**ACTIVITY**: Your job is to copy all the entries precisely as they stand.

Data items
★ ★ ★ ★ ★ ★ ★

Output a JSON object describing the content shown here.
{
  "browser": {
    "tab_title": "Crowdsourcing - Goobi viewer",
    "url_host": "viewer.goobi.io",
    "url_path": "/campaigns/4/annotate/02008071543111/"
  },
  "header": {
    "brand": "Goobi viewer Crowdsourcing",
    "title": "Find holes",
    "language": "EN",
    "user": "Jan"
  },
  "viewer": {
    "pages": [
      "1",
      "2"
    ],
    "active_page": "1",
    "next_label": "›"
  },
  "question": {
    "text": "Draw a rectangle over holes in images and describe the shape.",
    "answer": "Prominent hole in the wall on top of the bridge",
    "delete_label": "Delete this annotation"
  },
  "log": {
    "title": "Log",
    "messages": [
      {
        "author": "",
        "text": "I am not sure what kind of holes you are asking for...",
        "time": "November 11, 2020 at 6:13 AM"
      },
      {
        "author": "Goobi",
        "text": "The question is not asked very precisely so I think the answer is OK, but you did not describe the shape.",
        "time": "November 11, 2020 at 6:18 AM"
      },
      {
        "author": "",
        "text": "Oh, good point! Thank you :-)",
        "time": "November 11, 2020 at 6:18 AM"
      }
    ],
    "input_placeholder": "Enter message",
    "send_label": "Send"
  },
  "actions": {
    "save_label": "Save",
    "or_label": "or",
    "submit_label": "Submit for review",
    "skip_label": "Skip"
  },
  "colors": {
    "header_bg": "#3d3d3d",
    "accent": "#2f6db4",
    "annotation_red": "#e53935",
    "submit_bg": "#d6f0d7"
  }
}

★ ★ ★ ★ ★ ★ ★

**ANSWER BOX**:
Output a JSON object describing the content shown here.
{
  "browser": {
    "tab_title": "Crowdsourcing - Goobi viewer",
    "url_host": "viewer.goobi.io",
    "url_path": "/campaigns/4/annotate/02008071543111/"
  },
  "header": {
    "brand": "Goobi viewer Crowdsourcing",
    "title": "Find holes",
    "language": "EN",
    "user": "Jan"
  },
  "viewer": {
    "pages": [
      "1",
      "2"
    ],
    "active_page": "1",
    "next_label": "›"
  },
  "question": {
    "text": "Draw a rectangle over holes in images and describe the shape.",
    "answer": "Prominent hole in the wall on top of the bridge",
    "delete_label": "Delete this annotation"
  },
  "log": {
    "title": "Log",
    "messages": [
      {
        "author": "",
        "text": "I am not sure what kind of holes you are asking for...",
        "time": "November 11, 2020 at 6:13 AM"
      },
      {
        "author": "Goobi",
        "text": "The question is not asked very precisely so I think the answer is OK, but you did not describe the shape.",
        "time": "November 11, 2020 at 6:18 AM"
      },
      {
        "author": "",
        "text": "Oh, good point! Thank you :-)",
        "time": "November 11, 2020 at 6:18 AM"
      }
    ],
    "input_placeholder": "Enter message",
    "send_label": "Send"
  },
  "actions": {
    "save_label": "Save",
    "or_label": "or",
    "submit_label": "Submit for review",
    "skip_label": "Skip"
  },
  "colors": {
    "header_bg": "#3d3d3d",
    "accent": "#2f6db4",
    "annotation_red": "#e53935",
    "submit_bg": "#d6f0d7"
  }
}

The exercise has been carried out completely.